Instructions to follow. Restate the data below word for word. Leave the images out.

The data.

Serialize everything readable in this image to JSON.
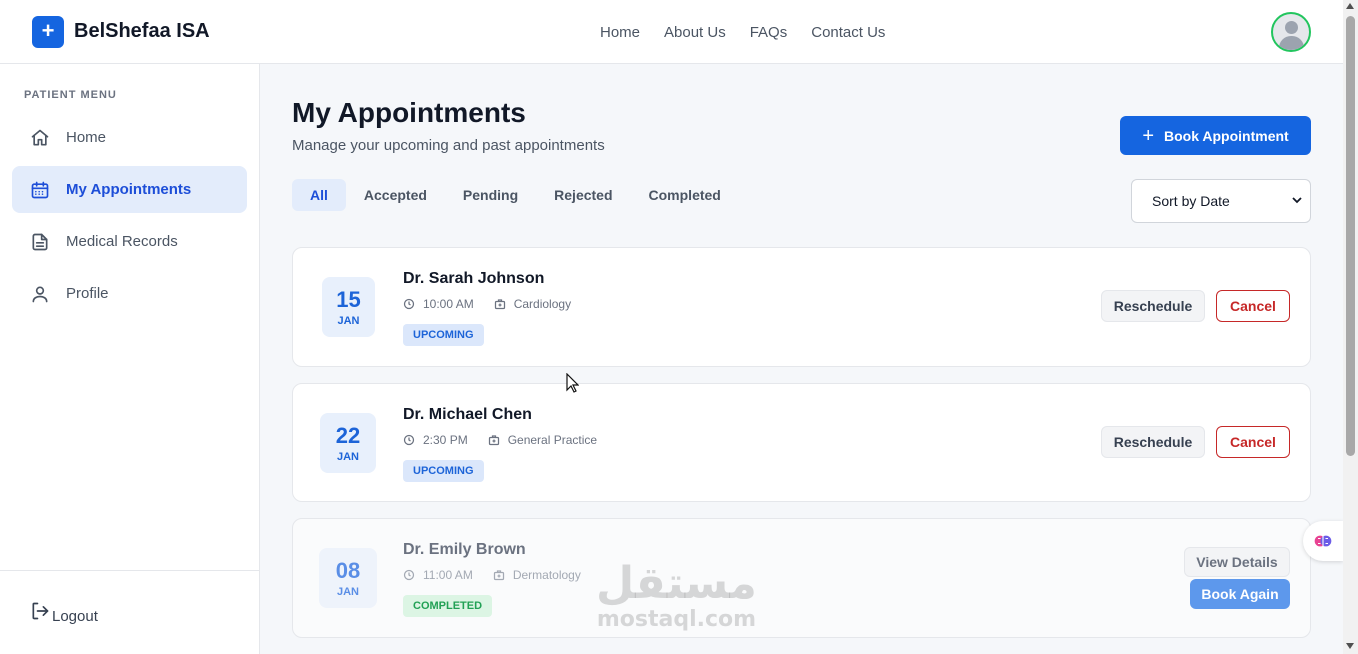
{
  "app": {
    "logo_symbol": "+",
    "name": "BelShefaa ISA"
  },
  "nav": {
    "items": [
      "Home",
      "About Us",
      "FAQs",
      "Contact Us"
    ]
  },
  "sidebar": {
    "title": "PATIENT MENU",
    "items": [
      {
        "label": "Home",
        "icon": "home-icon"
      },
      {
        "label": "My Appointments",
        "icon": "calendar-icon",
        "active": true
      },
      {
        "label": "Medical Records",
        "icon": "document-icon"
      },
      {
        "label": "Profile",
        "icon": "user-icon"
      }
    ],
    "logout": "Logout"
  },
  "main": {
    "title": "My Appointments",
    "subtitle": "Manage your upcoming and past appointments",
    "book_button": "Book Appointment",
    "tabs": [
      "All",
      "Accepted",
      "Pending",
      "Rejected",
      "Completed"
    ],
    "active_tab": "All",
    "sort": {
      "selected": "Sort by Date"
    }
  },
  "appointments": [
    {
      "day": "15",
      "month": "JAN",
      "doctor": "Dr. Sarah Johnson",
      "time": "10:00 AM",
      "specialty": "Cardiology",
      "status": "UPCOMING",
      "actions": [
        "Reschedule",
        "Cancel"
      ]
    },
    {
      "day": "22",
      "month": "JAN",
      "doctor": "Dr. Michael Chen",
      "time": "2:30 PM",
      "specialty": "General Practice",
      "status": "UPCOMING",
      "actions": [
        "Reschedule",
        "Cancel"
      ]
    },
    {
      "day": "08",
      "month": "JAN",
      "doctor": "Dr. Emily Brown",
      "time": "11:00 AM",
      "specialty": "Dermatology",
      "status": "COMPLETED",
      "actions": [
        "View Details",
        "Book Again"
      ]
    }
  ],
  "watermark": {
    "arabic": "مستقل",
    "latin": "mostaql.com"
  },
  "colors": {
    "primary": "#1565e0",
    "cancel": "#c62828",
    "completed": "#22a155",
    "avatar_ring": "#22c55e"
  }
}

Result of this task.
Serialize everything readable in this image to JSON.
{
  "app": {
    "logo_symbol": "+",
    "name": "BelShefaa ISA"
  },
  "nav": {
    "items": [
      "Home",
      "About Us",
      "FAQs",
      "Contact Us"
    ]
  },
  "sidebar": {
    "title": "PATIENT MENU",
    "items": [
      {
        "label": "Home",
        "icon": "home-icon"
      },
      {
        "label": "My Appointments",
        "icon": "calendar-icon",
        "active": true
      },
      {
        "label": "Medical Records",
        "icon": "document-icon"
      },
      {
        "label": "Profile",
        "icon": "user-icon"
      }
    ],
    "logout": "Logout"
  },
  "main": {
    "title": "My Appointments",
    "subtitle": "Manage your upcoming and past appointments",
    "book_button": "Book Appointment",
    "tabs": [
      "All",
      "Accepted",
      "Pending",
      "Rejected",
      "Completed"
    ],
    "active_tab": "All",
    "sort": {
      "selected": "Sort by Date"
    }
  },
  "appointments": [
    {
      "day": "15",
      "month": "JAN",
      "doctor": "Dr. Sarah Johnson",
      "time": "10:00 AM",
      "specialty": "Cardiology",
      "status": "UPCOMING",
      "actions": [
        "Reschedule",
        "Cancel"
      ]
    },
    {
      "day": "22",
      "month": "JAN",
      "doctor": "Dr. Michael Chen",
      "time": "2:30 PM",
      "specialty": "General Practice",
      "status": "UPCOMING",
      "actions": [
        "Reschedule",
        "Cancel"
      ]
    },
    {
      "day": "08",
      "month": "JAN",
      "doctor": "Dr. Emily Brown",
      "time": "11:00 AM",
      "specialty": "Dermatology",
      "status": "COMPLETED",
      "actions": [
        "View Details",
        "Book Again"
      ]
    }
  ],
  "watermark": {
    "arabic": "مستقل",
    "latin": "mostaql.com"
  },
  "colors": {
    "primary": "#1565e0",
    "cancel": "#c62828",
    "completed": "#22a155",
    "avatar_ring": "#22c55e"
  }
}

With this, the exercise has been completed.